In addition, you can mix Azure's services to get the assistance you need for your business's operations, like app development, deployment, and maintenance. In addition, since you are renting computer capabilities, you save the expenses and inefficiencies associated with buying actual gear (such as a specialized IT staff). Many organizations are now using a hybrid approach that combines cloud computing with on-premises datacenters. Some companies may use several cloud computing providers to meet their unique requirements and objectives.

Undoubtedly, Azure is also appealing to a significant number of healthcare institutions. One reason for this is that they can avoid large capital expenditures on equipment while also reducing the load of updates and maintenance, which may be challenging for small enterprises without in-house expertise. Furthermore, Azure is more flexible than conventional on-premise datacenters since it enables companies to add or remove computing resources in minutes rather than hours (or days!).

Why should healthcare firms trust Microsoft Azure with their workloads?

On-premise data centers, it has been claimed, are doomed. Self-hosted data centers, like mainframes and dial-up modems before them, are being phased out in favor of more accessible and cost-effective cloud alternatives. Amazon Web Services (AWS), IBM, and Apple's omnipresent iCloud, which stores the photo memories and music preferences of hundreds of millions of smartphone users, have emerged as significant competitors in the cloud service industry.

Another benefit of Microsoft Azure was its fast, globally dispersed infrastructure, which enabled practically unlimited disaster recovery plans. Ensure that your mission-critical applications and data can continue to operate from redundant locations for recovery times of minutes or hours rather than days. Time is money, and with Azure, you can ensure that service delivery continues even if a catastrophe occurs.

How does Microsoft Azure help protect healthcare data?

Recently, Microsoft announced that its Azure API for Fast Healthcare Interoperability Resource (FHIR) would be renamed "Azure Healthcare APIs" and would now accept new data types.

Why is this important? FHIR is a standard for transferring healthcare data across computer systems, regardless of how the data is kept.

The FHIR Azure API is a "superset" of the Azure Healthcare APIs. It enables large-scale management of protected health information (PHI) data.

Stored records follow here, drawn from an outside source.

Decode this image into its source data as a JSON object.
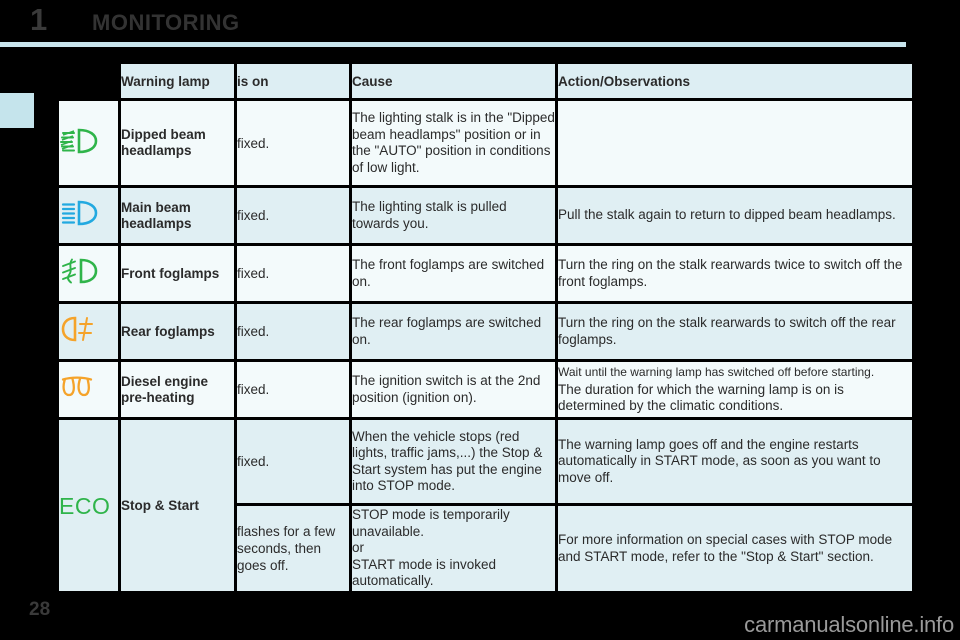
{
  "header": {
    "chapter_number": "1",
    "chapter_title": "MONITORING",
    "rule_color": "#c9e5ed"
  },
  "side_tab": {
    "color": "#c5e4ec"
  },
  "footer": {
    "page_number": "28",
    "watermark": "carmanualsonline.info"
  },
  "table": {
    "columns": [
      {
        "key": "icon",
        "label": ""
      },
      {
        "key": "lamp",
        "label": "Warning lamp"
      },
      {
        "key": "is_on",
        "label": "is on"
      },
      {
        "key": "cause",
        "label": "Cause"
      },
      {
        "key": "action",
        "label": "Action/Observations"
      }
    ],
    "rows": [
      {
        "icon_name": "dipped-beam-headlamps-icon",
        "icon_color": "#2fb44a",
        "lamp": "Dipped beam headlamps",
        "is_on": "fixed.",
        "cause": "The lighting stalk is in the \"Dipped beam headlamps\" position or in the \"AUTO\" position in conditions of low light.",
        "action": ""
      },
      {
        "icon_name": "main-beam-headlamps-icon",
        "icon_color": "#22a9e0",
        "lamp": "Main beam headlamps",
        "is_on": "fixed.",
        "cause": "The lighting stalk is pulled towards you.",
        "action": "Pull the stalk again to return to dipped beam headlamps."
      },
      {
        "icon_name": "front-foglamps-icon",
        "icon_color": "#2fb44a",
        "lamp": "Front foglamps",
        "is_on": "fixed.",
        "cause": "The front foglamps are switched on.",
        "action": "Turn the ring on the stalk rearwards twice to switch off the front foglamps."
      },
      {
        "icon_name": "rear-foglamps-icon",
        "icon_color": "#f5a32a",
        "lamp": "Rear foglamps",
        "is_on": "fixed.",
        "cause": "The rear foglamps are switched on.",
        "action": "Turn the ring on the stalk rearwards to switch off the rear foglamps."
      },
      {
        "icon_name": "diesel-preheating-icon",
        "icon_color": "#f5a32a",
        "lamp": "Diesel engine pre-heating",
        "is_on": "fixed.",
        "cause": "The ignition switch is at the 2nd position (ignition on).",
        "action_line1": "Wait until the warning lamp has switched off before starting.",
        "action_line2": "The duration for which the warning lamp is on is determined by the climatic conditions."
      }
    ],
    "stop_start": {
      "icon_name": "eco-icon",
      "icon_label": "ECO",
      "icon_color": "#2fb44a",
      "lamp": "Stop & Start",
      "sub_rows": [
        {
          "is_on": "fixed.",
          "cause": "When the vehicle stops (red lights, traffic jams,...) the Stop & Start system has put the engine into STOP mode.",
          "action": "The warning lamp goes off and the engine restarts automatically in START mode, as soon as you want to move off."
        },
        {
          "is_on": "flashes for a few seconds, then goes off.",
          "cause_line1": "STOP mode is temporarily unavailable.",
          "cause_line2": "or",
          "cause_line3": "START mode is invoked automatically.",
          "action": "For more information on special cases with STOP mode and START mode, refer to the \"Stop & Start\" section."
        }
      ]
    }
  }
}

In addition, healthcare data is imported and translated from a healthcare provider's systems of record using Azure Healthcare APIs. A longitudinal patient record is created by integrating the data. This record is based on real-time data gathered and stored regularly for various health data categories using industry-standard health data standards.

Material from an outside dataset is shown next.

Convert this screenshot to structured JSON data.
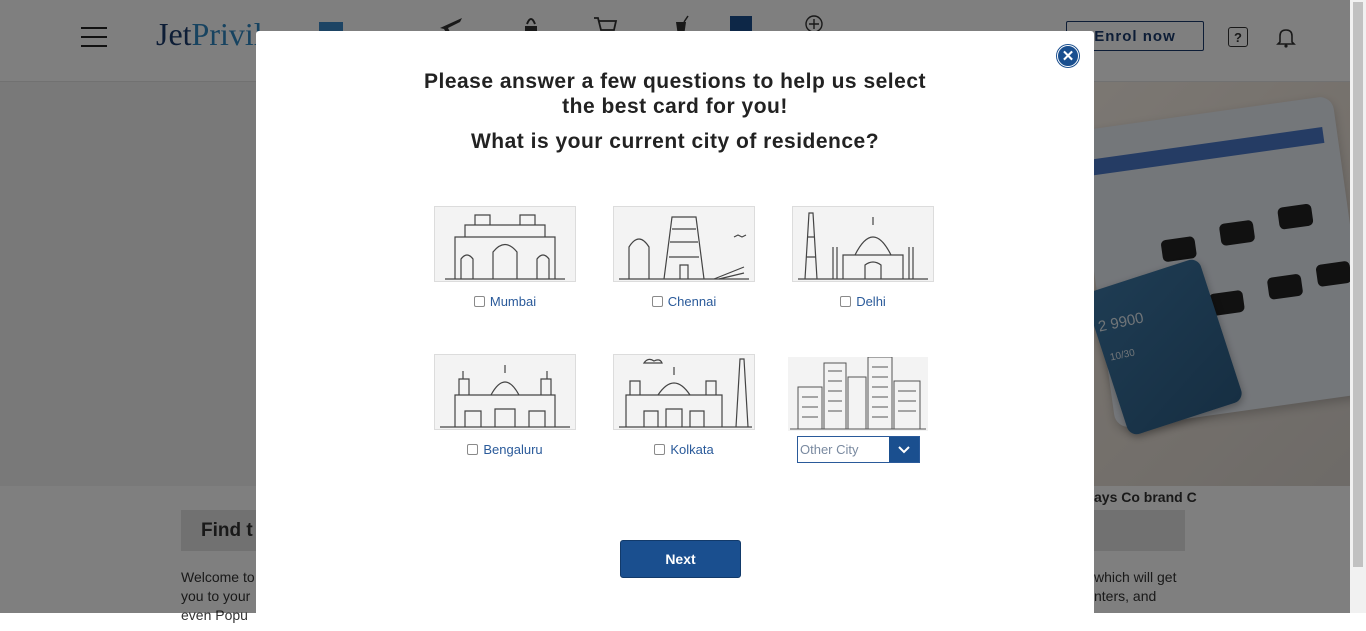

Several kinds of health data are shown below:

  • Structured inputs including HL7 or C-CDA clinical records, data from medical equipment, health-related services such as HealthKit and Google Fit, and genomics databases.
  • Unstructured data can be mapped to natural language processing techniques that annotates and organizes data in FHIR from clinical notes or text documents, allowing it to coexist alongside structured clinical data.
  • DICOMCast technology pulls critical information from pictures and maps it to FHIR patient records using imaging data in Digital Imaging and Communications in Medicine (DICOM) formats that can be accessed through an API gateway and used by DICOMCast technology.
  • Biometric data from devices, which can be ingested via Microsoft's Azure IoT Connector for FHIR, may be used to give information on health patterns to care teams, allowing for rapid interventions and remote treatment.

If you have previously used the Azure API for FHIR you can continue to do so without experiencing service interruptions or price adjustments.

In summary

With so many company activities now taking place in the cloud, the cost of a cloud misconfiguration or insufficient cloud optimization may be prohibitively expensive. As a result, selecting the appropriate Azure managed services provider (MSP) is critical for healthcare organizations interested in keeping their valuable data safe. A Microsoft Azure MSP will work with you from consultation through migration and operations management.

Learn how SSI, a Microsoft Azure Partner, can assist you in getting started with Microsoft Azure. Contact us today.